Task to carry out :: From the entries that follow, report every line in which "нужно" occurs.

Content starts

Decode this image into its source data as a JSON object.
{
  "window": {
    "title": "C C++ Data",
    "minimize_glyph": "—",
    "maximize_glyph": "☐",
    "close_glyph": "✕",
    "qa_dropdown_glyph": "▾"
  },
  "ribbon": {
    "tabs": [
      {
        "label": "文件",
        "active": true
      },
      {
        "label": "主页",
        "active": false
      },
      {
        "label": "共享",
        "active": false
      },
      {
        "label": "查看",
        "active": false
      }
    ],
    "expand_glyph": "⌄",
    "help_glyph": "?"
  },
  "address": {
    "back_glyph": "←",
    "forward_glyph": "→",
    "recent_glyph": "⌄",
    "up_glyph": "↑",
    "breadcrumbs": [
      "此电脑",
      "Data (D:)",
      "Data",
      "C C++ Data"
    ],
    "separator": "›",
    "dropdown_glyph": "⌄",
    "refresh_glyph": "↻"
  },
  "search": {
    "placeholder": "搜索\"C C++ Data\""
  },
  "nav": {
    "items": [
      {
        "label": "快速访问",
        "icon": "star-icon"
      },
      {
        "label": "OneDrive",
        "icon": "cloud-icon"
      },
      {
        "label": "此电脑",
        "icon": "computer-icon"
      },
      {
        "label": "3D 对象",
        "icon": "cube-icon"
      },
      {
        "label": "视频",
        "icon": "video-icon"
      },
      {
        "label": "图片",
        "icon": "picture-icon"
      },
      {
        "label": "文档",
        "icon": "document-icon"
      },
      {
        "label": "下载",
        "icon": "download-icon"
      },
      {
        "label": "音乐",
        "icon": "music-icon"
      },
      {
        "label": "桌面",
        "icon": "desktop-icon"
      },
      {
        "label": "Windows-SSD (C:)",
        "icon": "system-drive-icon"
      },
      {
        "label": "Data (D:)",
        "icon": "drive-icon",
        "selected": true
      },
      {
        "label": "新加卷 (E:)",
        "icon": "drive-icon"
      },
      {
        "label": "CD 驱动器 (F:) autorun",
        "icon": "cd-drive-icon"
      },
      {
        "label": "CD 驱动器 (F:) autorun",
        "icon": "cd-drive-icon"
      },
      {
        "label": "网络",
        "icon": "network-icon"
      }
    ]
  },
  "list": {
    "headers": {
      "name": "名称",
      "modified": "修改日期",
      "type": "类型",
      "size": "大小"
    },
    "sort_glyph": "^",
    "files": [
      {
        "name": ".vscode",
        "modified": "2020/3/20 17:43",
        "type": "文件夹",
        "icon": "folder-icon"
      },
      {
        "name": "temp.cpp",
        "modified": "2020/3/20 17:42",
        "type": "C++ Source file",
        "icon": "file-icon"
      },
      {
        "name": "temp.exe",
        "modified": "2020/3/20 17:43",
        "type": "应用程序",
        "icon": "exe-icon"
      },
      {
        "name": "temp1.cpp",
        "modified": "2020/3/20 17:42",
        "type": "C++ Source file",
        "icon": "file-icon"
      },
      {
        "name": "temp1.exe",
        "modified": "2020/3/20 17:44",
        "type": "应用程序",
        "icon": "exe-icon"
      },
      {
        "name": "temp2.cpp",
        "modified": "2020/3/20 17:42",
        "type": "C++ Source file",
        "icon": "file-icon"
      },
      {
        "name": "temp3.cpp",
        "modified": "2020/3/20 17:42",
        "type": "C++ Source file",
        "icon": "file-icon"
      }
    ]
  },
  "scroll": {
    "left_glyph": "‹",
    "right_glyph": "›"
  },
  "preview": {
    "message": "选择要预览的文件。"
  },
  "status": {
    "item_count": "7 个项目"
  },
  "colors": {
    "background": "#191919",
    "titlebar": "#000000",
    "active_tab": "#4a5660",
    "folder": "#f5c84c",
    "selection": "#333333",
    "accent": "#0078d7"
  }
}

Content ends
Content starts

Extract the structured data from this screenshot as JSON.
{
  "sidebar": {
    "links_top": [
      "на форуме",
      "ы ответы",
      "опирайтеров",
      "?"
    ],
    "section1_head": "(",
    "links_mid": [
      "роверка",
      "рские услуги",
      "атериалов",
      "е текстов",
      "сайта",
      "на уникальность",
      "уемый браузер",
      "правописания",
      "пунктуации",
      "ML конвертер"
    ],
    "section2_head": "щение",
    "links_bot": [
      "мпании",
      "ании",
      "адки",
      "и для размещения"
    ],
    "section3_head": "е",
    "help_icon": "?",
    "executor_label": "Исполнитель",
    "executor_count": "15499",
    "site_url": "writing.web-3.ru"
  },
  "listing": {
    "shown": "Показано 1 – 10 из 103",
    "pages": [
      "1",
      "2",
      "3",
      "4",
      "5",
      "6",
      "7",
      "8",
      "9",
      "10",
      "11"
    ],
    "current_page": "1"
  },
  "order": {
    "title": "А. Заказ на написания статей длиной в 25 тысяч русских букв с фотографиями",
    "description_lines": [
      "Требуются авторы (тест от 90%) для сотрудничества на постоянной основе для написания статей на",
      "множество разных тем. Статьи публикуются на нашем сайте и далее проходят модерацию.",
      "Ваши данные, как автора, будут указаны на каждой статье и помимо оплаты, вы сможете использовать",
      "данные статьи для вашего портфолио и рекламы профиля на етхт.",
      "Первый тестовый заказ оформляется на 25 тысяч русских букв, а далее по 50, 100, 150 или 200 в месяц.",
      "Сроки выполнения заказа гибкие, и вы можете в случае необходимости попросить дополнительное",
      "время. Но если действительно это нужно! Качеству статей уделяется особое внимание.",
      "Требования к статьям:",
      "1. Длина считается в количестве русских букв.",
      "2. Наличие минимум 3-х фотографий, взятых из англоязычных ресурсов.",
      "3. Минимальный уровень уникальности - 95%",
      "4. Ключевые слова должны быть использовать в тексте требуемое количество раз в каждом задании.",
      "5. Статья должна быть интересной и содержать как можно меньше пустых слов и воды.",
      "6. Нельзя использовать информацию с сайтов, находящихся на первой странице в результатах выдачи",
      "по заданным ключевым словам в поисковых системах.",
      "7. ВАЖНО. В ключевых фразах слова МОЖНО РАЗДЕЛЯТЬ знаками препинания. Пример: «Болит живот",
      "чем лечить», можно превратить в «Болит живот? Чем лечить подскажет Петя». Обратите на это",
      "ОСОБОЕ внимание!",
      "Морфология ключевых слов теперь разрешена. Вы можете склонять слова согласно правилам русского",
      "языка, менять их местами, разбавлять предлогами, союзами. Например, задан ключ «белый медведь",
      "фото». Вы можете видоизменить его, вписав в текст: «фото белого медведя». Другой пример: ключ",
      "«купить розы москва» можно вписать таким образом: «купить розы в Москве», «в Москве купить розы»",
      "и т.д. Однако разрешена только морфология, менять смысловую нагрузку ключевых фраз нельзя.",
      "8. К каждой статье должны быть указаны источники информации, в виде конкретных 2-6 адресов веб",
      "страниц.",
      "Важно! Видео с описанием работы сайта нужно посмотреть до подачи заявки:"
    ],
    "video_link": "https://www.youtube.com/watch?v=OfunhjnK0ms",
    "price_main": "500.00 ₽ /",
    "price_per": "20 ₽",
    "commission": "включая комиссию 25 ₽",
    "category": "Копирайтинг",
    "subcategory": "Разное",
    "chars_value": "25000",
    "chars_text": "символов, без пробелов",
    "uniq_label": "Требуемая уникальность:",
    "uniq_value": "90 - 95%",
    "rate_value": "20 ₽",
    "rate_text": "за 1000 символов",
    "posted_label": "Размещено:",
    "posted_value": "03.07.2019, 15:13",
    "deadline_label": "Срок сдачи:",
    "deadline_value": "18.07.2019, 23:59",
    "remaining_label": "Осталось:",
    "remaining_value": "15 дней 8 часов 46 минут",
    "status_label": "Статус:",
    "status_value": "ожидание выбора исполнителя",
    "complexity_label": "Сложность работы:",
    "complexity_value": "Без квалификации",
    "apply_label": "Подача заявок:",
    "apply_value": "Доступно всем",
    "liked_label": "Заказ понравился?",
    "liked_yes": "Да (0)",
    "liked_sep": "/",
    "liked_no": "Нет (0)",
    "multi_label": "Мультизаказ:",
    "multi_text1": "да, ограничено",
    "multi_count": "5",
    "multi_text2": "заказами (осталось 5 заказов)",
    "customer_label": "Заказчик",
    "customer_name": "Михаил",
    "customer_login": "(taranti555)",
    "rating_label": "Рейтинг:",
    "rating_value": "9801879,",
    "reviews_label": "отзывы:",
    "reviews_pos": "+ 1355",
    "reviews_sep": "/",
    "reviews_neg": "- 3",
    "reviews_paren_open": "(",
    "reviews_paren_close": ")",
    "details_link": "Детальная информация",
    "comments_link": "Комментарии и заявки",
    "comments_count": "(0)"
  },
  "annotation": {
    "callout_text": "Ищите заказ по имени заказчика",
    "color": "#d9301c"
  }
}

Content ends

Solution to this exercise ::
      "время. Но если действительно это нужно! Качеству статей уделяется особое внимание.",
      "Важно! Видео с описанием работы сайта нужно посмотреть до подачи заявки:"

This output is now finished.